I was a little nervous when the Husband poured vanilla almond milk into the scrambled eggs, but you know what? It worked!
It made the eggs more sweet than savory, but it was a very light sweetness and an interesting change. Mmmm.
On toast with watermelon and pineapple.
I stayed up SO late last night finishing an amazing book – Girls Like Us by Rachel Lloyd, which was gifted to me by the publisher.
The issue of child sex trafficking is something that I care deeply about and have blogged about before (Selling the Girl Next Door). Heads up: this book discusses serious and sad topics relating to sexual abuse, so you may want to skip this book review if you are sensitive to the topic due to your own history.
Rachel Lloyd started an organization called GEMS in New York. GEMS is the only non-profit organization in New York City that provides support for girls who have been sex trafficked. And if you think things like this ‘don’t happen in the USA,’ trust me – unfortunately, they do. In the United States alone, between 100,000 to 300,000 children are commercially sexually exploited and sold each year. Many of the girls who come through the GEMS program are as young as 11 – 13.
Rachel can related to their stories because she, too, was a commercially sexually exploited teen and young adult in Europe, where she grew up. About whether Rachel would changed her past if she could: “Obviously there have been experiences I would rather not have had and pain I wish I hadn’t felt, but every experience, every tear, every hardship has equipped me for the work I do now," she says. "I get such deep satisfaction from knowing I’m fulfilling my purpose, that my life is counting for something; it puts all the past hurts into perspective.
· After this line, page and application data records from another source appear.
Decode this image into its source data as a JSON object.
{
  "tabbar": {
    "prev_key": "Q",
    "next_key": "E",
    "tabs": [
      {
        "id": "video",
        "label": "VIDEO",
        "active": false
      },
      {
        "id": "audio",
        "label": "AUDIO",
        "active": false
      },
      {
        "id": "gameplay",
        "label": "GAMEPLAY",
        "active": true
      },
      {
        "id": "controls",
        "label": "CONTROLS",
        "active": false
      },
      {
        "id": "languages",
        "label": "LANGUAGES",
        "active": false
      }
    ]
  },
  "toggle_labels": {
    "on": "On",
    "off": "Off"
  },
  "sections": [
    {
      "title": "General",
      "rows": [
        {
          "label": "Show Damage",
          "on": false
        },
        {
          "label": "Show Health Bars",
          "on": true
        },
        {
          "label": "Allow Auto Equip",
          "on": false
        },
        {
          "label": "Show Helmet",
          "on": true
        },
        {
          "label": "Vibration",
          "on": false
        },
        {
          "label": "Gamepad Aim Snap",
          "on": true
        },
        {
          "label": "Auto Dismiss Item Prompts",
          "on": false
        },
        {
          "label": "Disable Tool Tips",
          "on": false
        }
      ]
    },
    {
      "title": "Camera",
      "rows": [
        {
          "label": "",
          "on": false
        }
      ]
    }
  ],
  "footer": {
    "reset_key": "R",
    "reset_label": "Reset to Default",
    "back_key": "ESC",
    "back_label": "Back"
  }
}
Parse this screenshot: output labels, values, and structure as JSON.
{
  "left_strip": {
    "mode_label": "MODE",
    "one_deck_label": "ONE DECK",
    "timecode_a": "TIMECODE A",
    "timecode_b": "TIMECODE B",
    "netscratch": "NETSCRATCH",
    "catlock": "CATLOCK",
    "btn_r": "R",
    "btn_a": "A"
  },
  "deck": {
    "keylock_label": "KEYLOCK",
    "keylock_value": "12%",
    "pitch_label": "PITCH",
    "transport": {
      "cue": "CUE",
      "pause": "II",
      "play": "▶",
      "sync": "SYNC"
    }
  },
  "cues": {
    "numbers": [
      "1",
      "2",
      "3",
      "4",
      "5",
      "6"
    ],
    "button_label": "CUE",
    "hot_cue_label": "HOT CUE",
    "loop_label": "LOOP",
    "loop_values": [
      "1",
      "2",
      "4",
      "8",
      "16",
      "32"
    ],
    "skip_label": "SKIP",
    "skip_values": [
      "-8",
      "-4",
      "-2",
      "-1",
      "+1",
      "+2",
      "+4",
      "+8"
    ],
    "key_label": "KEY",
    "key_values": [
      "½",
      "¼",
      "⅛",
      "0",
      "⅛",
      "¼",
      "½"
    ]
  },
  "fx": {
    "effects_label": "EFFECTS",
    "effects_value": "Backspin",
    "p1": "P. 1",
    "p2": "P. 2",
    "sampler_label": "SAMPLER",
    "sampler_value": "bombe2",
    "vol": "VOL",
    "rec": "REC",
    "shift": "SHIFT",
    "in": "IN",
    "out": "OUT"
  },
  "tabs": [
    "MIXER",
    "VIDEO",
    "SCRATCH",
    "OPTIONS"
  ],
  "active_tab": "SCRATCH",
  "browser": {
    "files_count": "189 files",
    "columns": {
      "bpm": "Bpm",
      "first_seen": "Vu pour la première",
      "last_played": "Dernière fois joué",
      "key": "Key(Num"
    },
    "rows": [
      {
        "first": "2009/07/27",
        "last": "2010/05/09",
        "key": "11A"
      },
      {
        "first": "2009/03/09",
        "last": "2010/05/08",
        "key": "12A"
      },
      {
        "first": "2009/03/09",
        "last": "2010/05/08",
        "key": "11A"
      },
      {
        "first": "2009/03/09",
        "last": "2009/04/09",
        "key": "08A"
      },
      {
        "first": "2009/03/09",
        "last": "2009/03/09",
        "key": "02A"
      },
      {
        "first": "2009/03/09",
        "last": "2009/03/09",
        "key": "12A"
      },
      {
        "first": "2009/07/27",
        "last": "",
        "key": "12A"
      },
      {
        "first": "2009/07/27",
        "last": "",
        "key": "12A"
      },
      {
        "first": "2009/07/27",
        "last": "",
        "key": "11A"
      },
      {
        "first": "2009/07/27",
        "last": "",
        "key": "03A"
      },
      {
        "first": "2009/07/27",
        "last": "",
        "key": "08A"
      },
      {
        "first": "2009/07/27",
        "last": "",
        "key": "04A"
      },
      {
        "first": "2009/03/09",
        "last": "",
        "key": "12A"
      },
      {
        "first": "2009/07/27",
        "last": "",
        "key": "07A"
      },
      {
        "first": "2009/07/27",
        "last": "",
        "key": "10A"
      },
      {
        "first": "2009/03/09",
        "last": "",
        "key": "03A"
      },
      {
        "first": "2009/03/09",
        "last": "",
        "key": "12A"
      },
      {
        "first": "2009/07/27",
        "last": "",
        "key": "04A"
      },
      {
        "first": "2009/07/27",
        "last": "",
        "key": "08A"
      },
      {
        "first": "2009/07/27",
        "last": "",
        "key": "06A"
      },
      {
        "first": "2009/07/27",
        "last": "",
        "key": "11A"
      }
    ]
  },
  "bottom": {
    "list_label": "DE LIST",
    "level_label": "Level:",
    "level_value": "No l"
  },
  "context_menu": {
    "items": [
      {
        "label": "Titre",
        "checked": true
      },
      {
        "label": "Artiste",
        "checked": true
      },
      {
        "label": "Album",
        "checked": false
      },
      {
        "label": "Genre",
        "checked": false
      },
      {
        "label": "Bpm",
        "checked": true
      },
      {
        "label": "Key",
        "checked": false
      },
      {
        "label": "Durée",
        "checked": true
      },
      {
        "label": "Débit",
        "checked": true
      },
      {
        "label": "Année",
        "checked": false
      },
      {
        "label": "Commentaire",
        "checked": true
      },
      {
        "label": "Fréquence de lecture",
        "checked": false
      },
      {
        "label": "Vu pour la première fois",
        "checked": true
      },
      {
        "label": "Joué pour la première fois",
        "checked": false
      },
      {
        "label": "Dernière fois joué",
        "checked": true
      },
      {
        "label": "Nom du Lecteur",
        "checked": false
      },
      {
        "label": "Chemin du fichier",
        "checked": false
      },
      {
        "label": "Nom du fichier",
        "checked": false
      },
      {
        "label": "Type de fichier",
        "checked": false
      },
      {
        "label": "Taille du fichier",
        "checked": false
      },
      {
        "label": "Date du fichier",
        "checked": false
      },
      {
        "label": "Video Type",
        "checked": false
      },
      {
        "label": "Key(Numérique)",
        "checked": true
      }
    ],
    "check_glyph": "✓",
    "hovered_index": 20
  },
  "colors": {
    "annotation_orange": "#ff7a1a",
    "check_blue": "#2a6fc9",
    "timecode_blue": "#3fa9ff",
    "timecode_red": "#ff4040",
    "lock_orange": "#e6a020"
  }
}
My pain has become my passion and I find true joy in my work, in my life, and in seeing ‘my girls’ fulfill their purpose too."
One of the things that I really liked about Girls Like Us is that it tackles one of the most common responses to commercially sexually exploited teens: “Well, why don’t they just leave?” Rachel argues that this question is unfair and implies that the teens are somehow responsible, not victims (scary fact: the majority of states charge and treat girls as criminals if they are picked up by cops). Children in ‘the life’ 1) may feel that they do not have many options due to their social, family, racial, and gender status; and 2) suffer from extreme emotional manipulation and physical abuse at the hands of their pimps that creates a Stockholm syndrome-like reaction, among other factors.
Another important topic Rachel tackles is our semantics surrounding the sex trade. She argues that we should call children in the sex trade “commercially sexually exploited children,” not prostitutes. I really loved the chapters about this issue because it’s true – what we call ourselves and others has a huge impact on how we feel. Semantics does matter.
In summary, I really enjoyed this book, although it’s about a very tough topic, because it opened my eyes and heart to the realities of child sex trafficking in our country. Any person who works in the mental health field would especially benefit from reading this moving and inspiring memoir.
If you’re interested in other ‘women’s rights/topics’ books, check out my reviews of:
So Sexy So Soon by Jean Kilbourne
In Defense of Women by Judge Nancy Gertner
Nickel and Dimed by Barbara Enrenreich
P.S. – MY book, Operation Beautiful: Transforming the Way You See Yourself One Post-It Note at a Time, is currently on crazy sale on Amazon – only $6.80 as I publish this. It’s a great gift book for a woman in your life!